- Conversion rates by lead source
- Conversion rates by product
- Conversion rates by first lead form submission
- Conversion rates by state or geographic location
- Conversion rates by ad group
2. Win Rate
Win rate is the number of deals that are closed versus the number of opportunities in a specific timeframe.
Win rate can be calculated as:
Win rate = # of won deals / #of opportunities
What is an opportunity? – an opportunity is a qualified lead who has a high chance of converting to become a customer. This can vary a bit but most businesses will define an opportunity as someone who sales have engaged with and are qualified enough to know that you have a product or service to meet their need.
What is a deal? – Much like defining a sale, this should align with the compensation plan for your reps.

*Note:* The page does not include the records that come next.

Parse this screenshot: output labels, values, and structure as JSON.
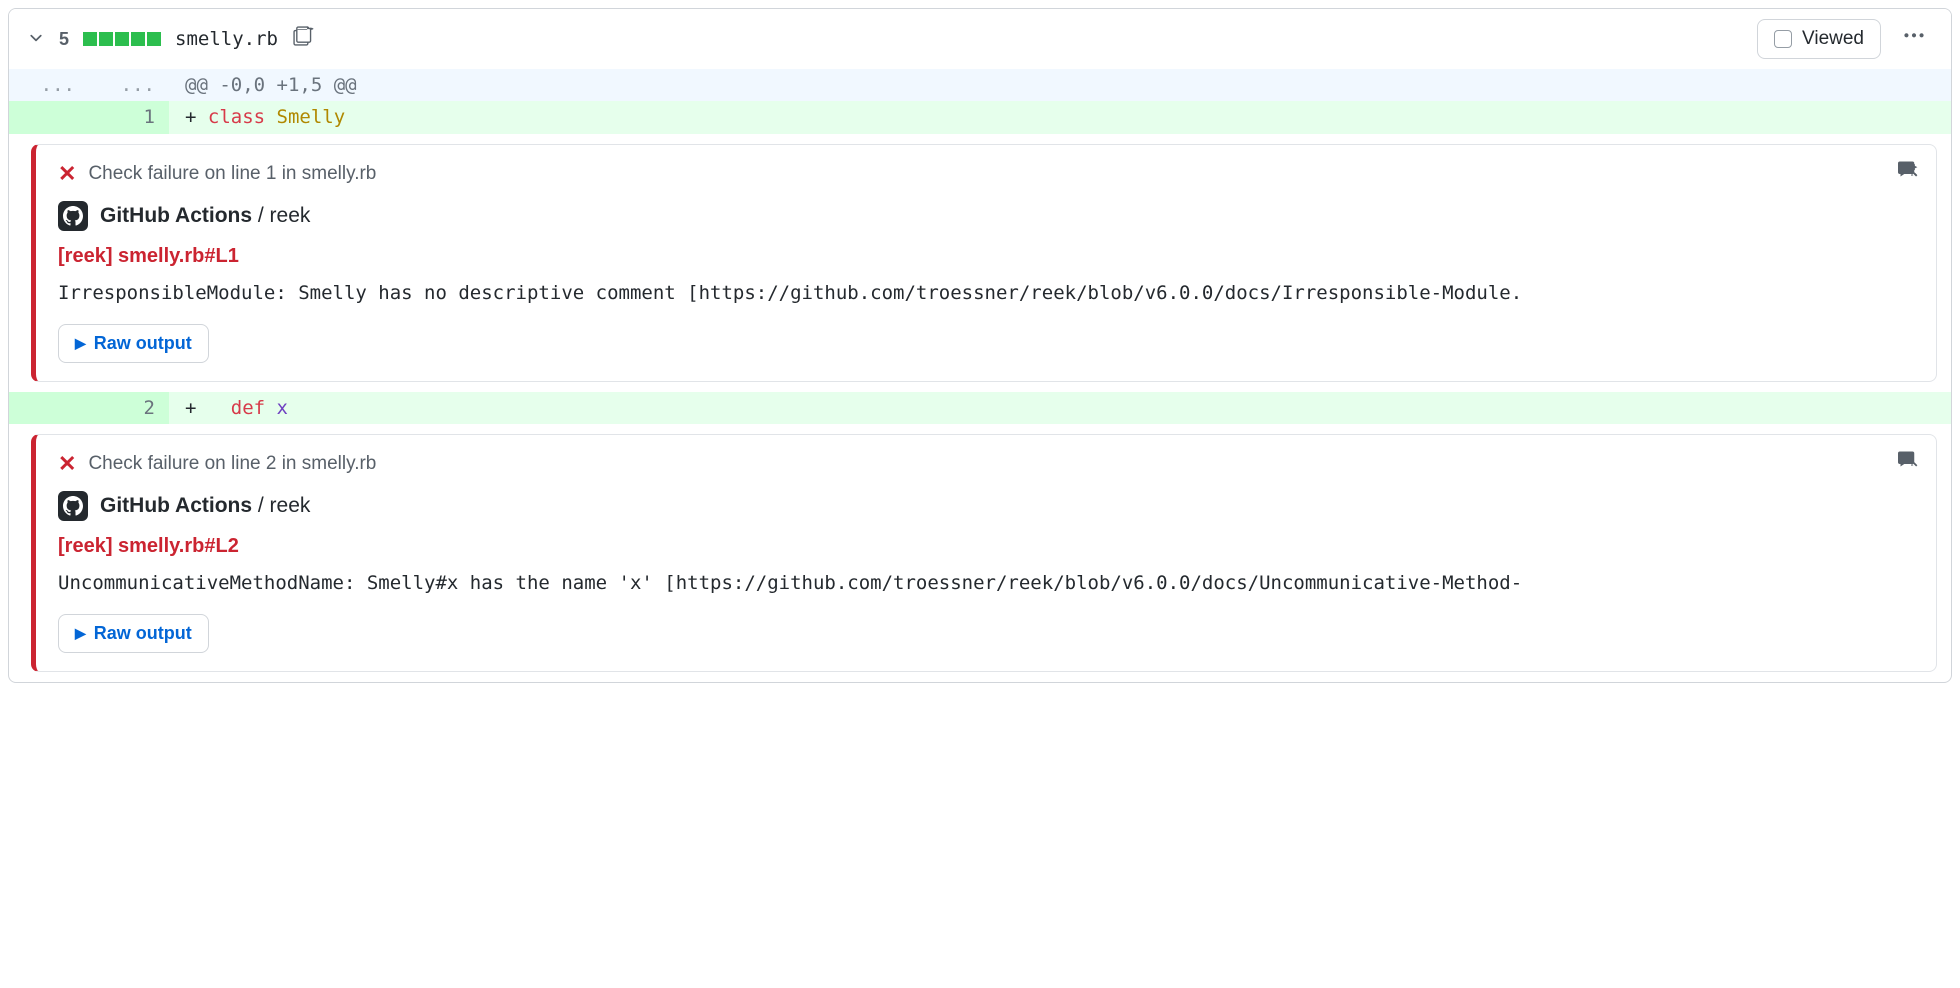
{
  "file": {
    "changes_count": "5",
    "name": "smelly.rb",
    "viewed_label": "Viewed"
  },
  "hunk_header": "@@ -0,0 +1,5 @@",
  "lines": [
    {
      "num": "1",
      "prefix": "+ ",
      "tokens": {
        "kw": "class",
        "rest": " Smelly"
      }
    },
    {
      "num": "2",
      "prefix": "+   ",
      "tokens": {
        "kw": "def",
        "rest": " x"
      }
    }
  ],
  "annotations": [
    {
      "header": "Check failure on line 1 in smelly.rb",
      "source_strong": "GitHub Actions",
      "source_rest": " / reek",
      "title": "[reek] smelly.rb#L1",
      "message": "IrresponsibleModule: Smelly has no descriptive comment [https://github.com/troessner/reek/blob/v6.0.0/docs/Irresponsible-Module.",
      "raw_label": "Raw output"
    },
    {
      "header": "Check failure on line 2 in smelly.rb",
      "source_strong": "GitHub Actions",
      "source_rest": " / reek",
      "title": "[reek] smelly.rb#L2",
      "message": "UncommunicativeMethodName: Smelly#x has the name 'x' [https://github.com/troessner/reek/blob/v6.0.0/docs/Uncommunicative-Method-",
      "raw_label": "Raw output"
    }
  ],
  "ellipsis": "..."
}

Usually, this will be where sales hand over to ops or service. A good tip is to include any post-sale activity that the rep is responsible for, like a soft handover to the customer service rep or getting the contract signed. This way you can align the required behaviour with the desired outcome.
3. Pipeline Progression

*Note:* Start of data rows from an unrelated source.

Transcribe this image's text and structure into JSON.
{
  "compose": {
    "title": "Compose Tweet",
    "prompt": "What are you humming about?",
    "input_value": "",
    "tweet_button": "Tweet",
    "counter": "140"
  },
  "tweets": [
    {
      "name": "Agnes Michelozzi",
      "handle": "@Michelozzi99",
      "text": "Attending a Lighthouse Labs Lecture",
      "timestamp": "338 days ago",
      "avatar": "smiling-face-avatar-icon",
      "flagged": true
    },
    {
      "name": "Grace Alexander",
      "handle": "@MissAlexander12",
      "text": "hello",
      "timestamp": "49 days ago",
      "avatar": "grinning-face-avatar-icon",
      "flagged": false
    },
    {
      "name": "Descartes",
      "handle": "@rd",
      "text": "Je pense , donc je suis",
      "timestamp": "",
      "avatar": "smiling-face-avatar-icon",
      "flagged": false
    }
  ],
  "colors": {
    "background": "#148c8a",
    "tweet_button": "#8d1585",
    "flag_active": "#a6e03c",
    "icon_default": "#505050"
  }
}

Pipeline progression looks at the time spent in each deal stage.
If you have well-defined sale stages then you can measure how long a lead or opportunity is taking to progress. This will give you insight into where reps need to improve and where leads are dropping out of the funnel and becoming disengaged. Ensure that your sales stages are outcome focused, for example, you might have a stage for ‘Meeting Booked’ but what’s the next stage after that? Do you jump straight to ‘Deal Closed’ or do you have a stage that shows how and when the lead re-engages with you. Most sales have several back and forth steps with lots of questions and follow up emails. It’s good practice to codify these as not all reps have the same closing ability.

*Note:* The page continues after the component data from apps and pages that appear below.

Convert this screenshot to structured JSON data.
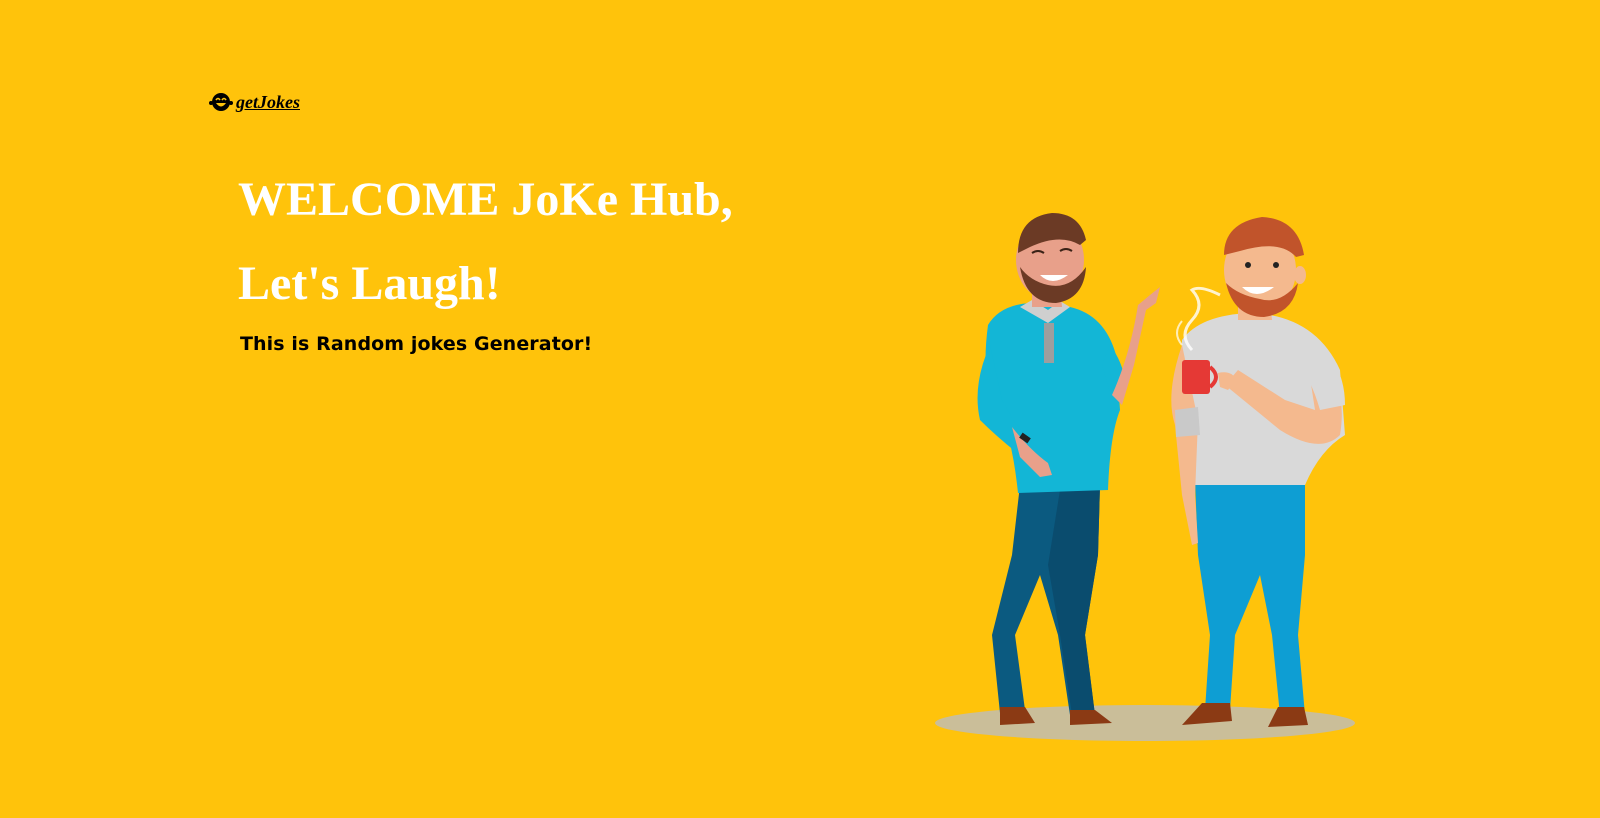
{
  "nav": {
    "brand_icon": "laughing-face-icon",
    "brand_label": "getJokes"
  },
  "hero": {
    "title_line1": "WELCOME JoKe Hub,",
    "title_line2": "Let's Laugh!",
    "subtitle": "This is Random jokes Generator!"
  },
  "illustration": {
    "subject": "two-men-laughing-illustration"
  },
  "colors": {
    "background": "#FFC30B",
    "title": "#FFFFFF",
    "text": "#000000"
  }
}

You might have a pipeline progression like this:
40% book a discovery call > 50% go on to a demo > 30% book a follow up call > 20% close
You can drill down per rep or per team to identify where reps might not be qualifying leads properly before booking a discovery call or where reps are giving cookie cutter demos that aren’t tailored enough or where reps aren’t following up opportunities consistently. These are invaluable insights to the sales coaching process.
4. Sales Activity
Sales activity looks at any activity that your sales team does to engage with a lead or opportunity.
It can include calls, emails, live chat, meetings, demos or presentations. Tracking these data sets is especially problematic unless you have a decent CRM but if you do then it is the perfect real-time indicator of how your people are doing.
Start off with the basics here, measure the average number of sales activities per closed deal and the number of sales activities per lost sale. More often than not you’ll see a large disparity here. This can mean your reps aren’t following the same sales process for all leads but it can also show where you have poorly qualified leads that are hard to contact or have poor product fit.
5. Average Deal Size
The average deal size looks at the average value of a deal per rep or team over a given period.
Average Deal Size = total revenue of won deals in a specific period / # of deals
This is a strong indicator of a reps overall performance and selling style, some reps might opt for fewer deals at a higher deal size or more deals at a lower deal size.
You might find newer reps have a lower average deal size and need help negotiation or upselling. Similarly, you might find average deal size fluctuates in line with marketing activity. If there’s a promotion running then of course you’d expect to see the average deal size drop but you can also drill into brand messaging to see how your reps are aligning their process and content with what marketing are putting out there.